Zibby: I just always like hearing about people struggling and working together to solve problems. Maybe there was not too much more to it than that, but I’m glad you persevered. What was your process like of coauthoring this book? I know you’d collaborated for years and years and years on your podcast. Perhaps a book in a different form was a new way of communication. How did the two of you tackle it and accomplish it?

Aminatou: A book is definitely one of the larger projects we have done. I think I can say it’s the biggest thing we have had to deliver all at once. It was a lot of fun. It was also really, really, really challenging. On the podcast, for example, we are able to work remotely. We don’t have to be in the same place to do it. With so much of the writing of the book, we did have to make time to essentially go on long stretches of writing retreats with each other. The process is not unlike a lot of the other things that we do. We talk it out to death. Then we go away in our own respective corners to actually do the work. Here, because we wrote in a joint voice, it meant that we had to outline it together. We talked about what the stories were that we were trying to illustrate, the ideas that we were trying to bring to the forefront. We would go in our separate corners of the room and write the assigned word count and then come back and edit that all together.

Zibby: Got it. Did you enjoy it? Do you want to write another book together? Was it one and done? How did you feel about it?

Aminatou: I will work with Ann Friedman in all mediums for as long as she will want to work with me.

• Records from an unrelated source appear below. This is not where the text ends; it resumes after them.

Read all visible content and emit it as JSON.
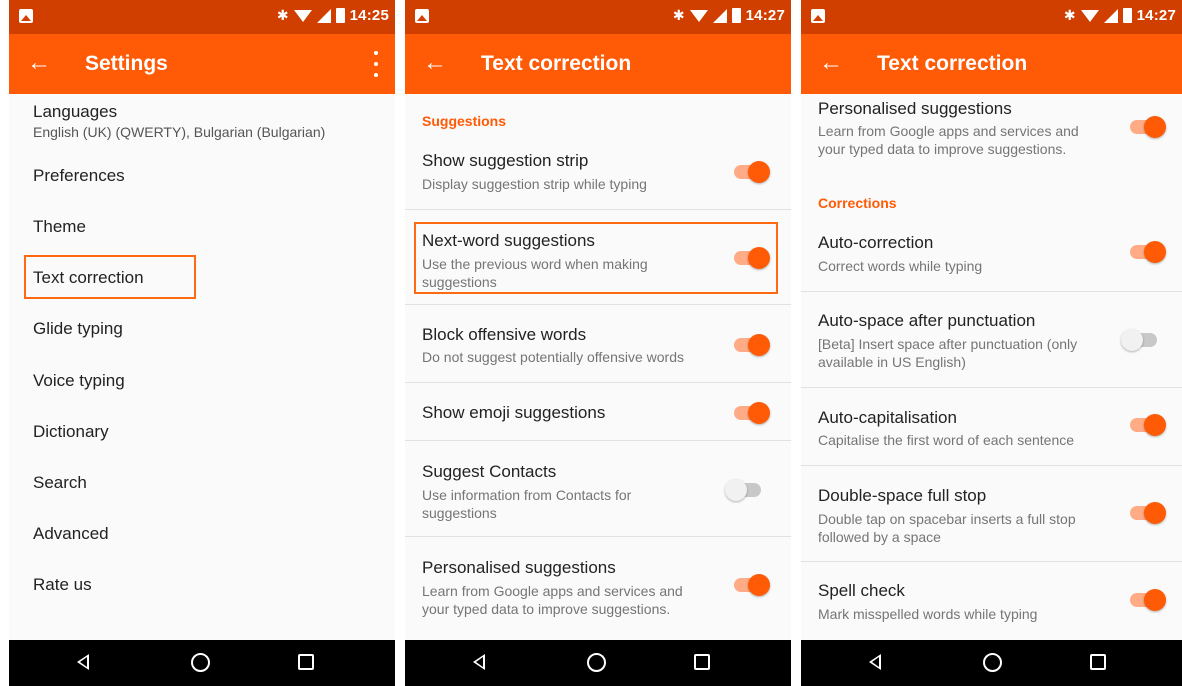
{
  "theme": {
    "accent": "#ff5a06",
    "status_bar": "#d13f00",
    "switch_track_on": "#ffab86"
  },
  "screen1": {
    "status": {
      "time": "14:25"
    },
    "appbar": {
      "title": "Settings",
      "back_icon": "arrow-left-icon",
      "menu_icon": "more-vert-icon"
    },
    "items": [
      {
        "label": "Languages",
        "sub": "English (UK) (QWERTY), Bulgarian (Bulgarian)"
      },
      {
        "label": "Preferences"
      },
      {
        "label": "Theme"
      },
      {
        "label": "Text correction",
        "highlighted": true
      },
      {
        "label": "Glide typing"
      },
      {
        "label": "Voice typing"
      },
      {
        "label": "Dictionary"
      },
      {
        "label": "Search"
      },
      {
        "label": "Advanced"
      },
      {
        "label": "Rate us"
      }
    ]
  },
  "screen2": {
    "status": {
      "time": "14:27"
    },
    "appbar": {
      "title": "Text correction"
    },
    "section": "Suggestions",
    "rows": [
      {
        "title": "Show suggestion strip",
        "sub": "Display suggestion strip while typing",
        "on": true
      },
      {
        "title": "Next-word suggestions",
        "sub": "Use the previous word when making suggestions",
        "on": true,
        "highlighted": true
      },
      {
        "title": "Block offensive words",
        "sub": "Do not suggest potentially offensive words",
        "on": true
      },
      {
        "title": "Show emoji suggestions",
        "on": true
      },
      {
        "title": "Suggest Contacts",
        "sub": "Use information from Contacts for suggestions",
        "on": false
      },
      {
        "title": "Personalised suggestions",
        "sub": "Learn from Google apps and services and your typed data to improve suggestions.",
        "on": true
      }
    ]
  },
  "screen3": {
    "status": {
      "time": "14:27"
    },
    "appbar": {
      "title": "Text correction"
    },
    "top_row": {
      "title": "Personalised suggestions",
      "sub": "Learn from Google apps and services and your typed data to improve suggestions.",
      "on": true
    },
    "section": "Corrections",
    "rows": [
      {
        "title": "Auto-correction",
        "sub": "Correct words while typing",
        "on": true
      },
      {
        "title": "Auto-space after punctuation",
        "sub": "[Beta] Insert space after punctuation (only available in US English)",
        "on": false
      },
      {
        "title": "Auto-capitalisation",
        "sub": "Capitalise the first word of each sentence",
        "on": true
      },
      {
        "title": "Double-space full stop",
        "sub": "Double tap on spacebar inserts a full stop followed by a space",
        "on": true
      },
      {
        "title": "Spell check",
        "sub": "Mark misspelled words while typing",
        "on": true
      }
    ]
  },
  "navbar": {
    "back_icon": "nav-back-icon",
    "home_icon": "nav-home-icon",
    "recents_icon": "nav-recents-icon"
  }
}
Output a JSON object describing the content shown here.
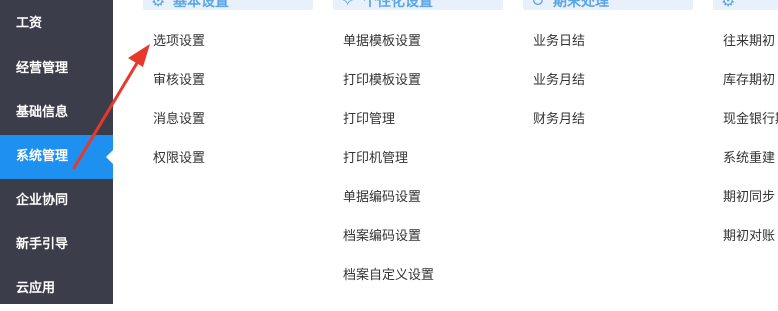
{
  "sidebar": {
    "items": [
      {
        "label": "工资"
      },
      {
        "label": "经营管理"
      },
      {
        "label": "基础信息"
      },
      {
        "label": "系统管理"
      },
      {
        "label": "企业协同"
      },
      {
        "label": "新手引导"
      },
      {
        "label": "云应用"
      }
    ],
    "active_index": 3
  },
  "columns": [
    {
      "header": "基本设置",
      "icon": "gear-icon",
      "items": [
        "选项设置",
        "审核设置",
        "消息设置",
        "权限设置"
      ]
    },
    {
      "header": "个性化设置",
      "icon": "star-icon",
      "items": [
        "单据模板设置",
        "打印模板设置",
        "打印管理",
        "打印机管理",
        "单据编码设置",
        "档案编码设置",
        "档案自定义设置"
      ]
    },
    {
      "header": "期末处理",
      "icon": "cycle-icon",
      "items": [
        "业务日结",
        "业务月结",
        "财务月结"
      ]
    },
    {
      "header": "",
      "icon": "gear-icon",
      "items": [
        "往来期初",
        "库存期初",
        "现金银行期初",
        "系统重建",
        "期初同步",
        "期初对账"
      ]
    }
  ],
  "colors": {
    "sidebar_bg": "#3b3d4a",
    "sidebar_active": "#1e90f0",
    "header_band": "#e8f1fb",
    "annotation_arrow": "#e8372b"
  }
}
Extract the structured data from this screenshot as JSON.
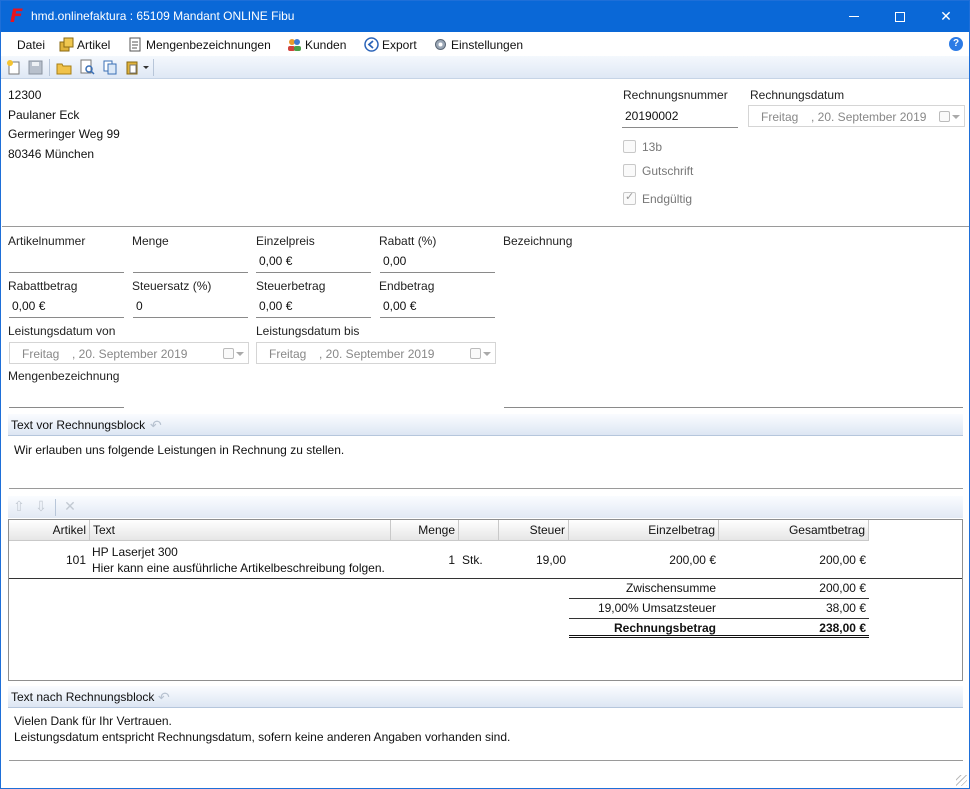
{
  "window": {
    "title": "hmd.onlinefaktura : 65109 Mandant ONLINE Fibu",
    "logo": "F"
  },
  "menu": [
    {
      "label": "Datei",
      "icon": ""
    },
    {
      "label": "Artikel",
      "icon": "boxes-icon"
    },
    {
      "label": "Mengenbezeichnungen",
      "icon": "document-icon"
    },
    {
      "label": "Kunden",
      "icon": "users-icon"
    },
    {
      "label": "Export",
      "icon": "arrow-left-circle-icon"
    },
    {
      "label": "Einstellungen",
      "icon": "gear-icon"
    }
  ],
  "customer": {
    "number": "12300",
    "name": "Paulaner Eck",
    "street": "Germeringer Weg 99",
    "city": "80346 München"
  },
  "invoice": {
    "number_label": "Rechnungsnummer",
    "number": "20190002",
    "date_label": "Rechnungsdatum",
    "date_dow": "Freitag",
    "date_value": ", 20. September 2019",
    "check_13b": "13b",
    "check_credit": "Gutschrift",
    "check_final": "Endgültig"
  },
  "position": {
    "article_no_label": "Artikelnummer",
    "article_no": "",
    "qty_label": "Menge",
    "qty": "",
    "unit_price_label": "Einzelpreis",
    "unit_price": "0,00 €",
    "discount_pct_label": "Rabatt (%)",
    "discount_pct": "0,00",
    "description_label": "Bezeichnung",
    "discount_amount_label": "Rabattbetrag",
    "discount_amount": "0,00 €",
    "tax_rate_label": "Steuersatz (%)",
    "tax_rate": "0",
    "tax_amount_label": "Steuerbetrag",
    "tax_amount": "0,00 €",
    "final_amount_label": "Endbetrag",
    "final_amount": "0,00 €",
    "service_from_label": "Leistungsdatum von",
    "service_from_dow": "Freitag",
    "service_from_date": ", 20. September 2019",
    "service_to_label": "Leistungsdatum bis",
    "service_to_dow": "Freitag",
    "service_to_date": ", 20. September 2019",
    "unit_label": "Mengenbezeichnung",
    "unit": ""
  },
  "text_before": {
    "label": "Text vor Rechnungsblock",
    "content": "Wir erlauben uns folgende Leistungen in Rechnung zu stellen."
  },
  "grid": {
    "headers": [
      "Artikel",
      "Text",
      "Menge",
      "",
      "Steuer",
      "Einzelbetrag",
      "Gesamtbetrag"
    ],
    "rows": [
      {
        "article": "101",
        "text_line1": "HP Laserjet 300",
        "text_line2": "Hier kann eine ausführliche Artikelbeschreibung folgen.",
        "qty": "1",
        "unit": "Stk.",
        "tax": "19,00",
        "unit_amount": "200,00 €",
        "total_amount": "200,00 €"
      }
    ],
    "subtotal_label": "Zwischensumme",
    "subtotal": "200,00 €",
    "vat_label": "19,00% Umsatzsteuer",
    "vat": "38,00 €",
    "grand_total_label": "Rechnungsbetrag",
    "grand_total": "238,00 €"
  },
  "text_after": {
    "label": "Text nach Rechnungsblock",
    "line1": "Vielen Dank für Ihr Vertrauen.",
    "line2": "Leistungsdatum entspricht Rechnungsdatum, sofern keine anderen Angaben vorhanden sind."
  }
}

Ann: The pleasure was exquisite, as was the pain. I also don’t know that that’s any different than what anyone would say about writing a book. I am extremely grateful to have had this other kind of window into the way Aminatou thinks and really works over an idea. Also, really just grateful for the opportunity to come to a joint understanding about what some things in our friendship have meant to each of us individually and also to us together. Even if no one really ends up reading or liking this book, I feel really, really good about what this process has brought to me personally and what a gift it was for us to be able to examine our friendship in this kind of depth.

Zibby: Do you have any advice to aspiring authors having survived the process?

Aminatou: Write a little bit every single day. That’s my advice.

Ann: Amen.

Zibby: Great. Thank you, guys, so much for coming on “Moms Don’t Have Time to Read Books.” You have made me, as I mentioned earlier, I now want to call my best friend. Even just the thought of thinking about friends in today’s day and age makes things seem so much better despite all the chaos and everything else. Thanks for even highlighting the importance of friendships and giving some tools to help navigate them over time and raising the origin story and all the rest of it in your book. Thanks for sharing your story with me and with readers. Good luck.

Ann: Of course.

Aminatou: Thank you so much for having us.

Ann: Go call your friend, Zibby.

Zibby: I’m going to. My friend, her name’s Jen. I’ll call her soon.

Aminatou: Bye.

Ann: Bye.

Zibby: Bye, guys. Thank you.

Aminatou: Thank you.

Ann: Thanks.

Aminatou Sow & Ann Friedman, BIG FRIENDSHIP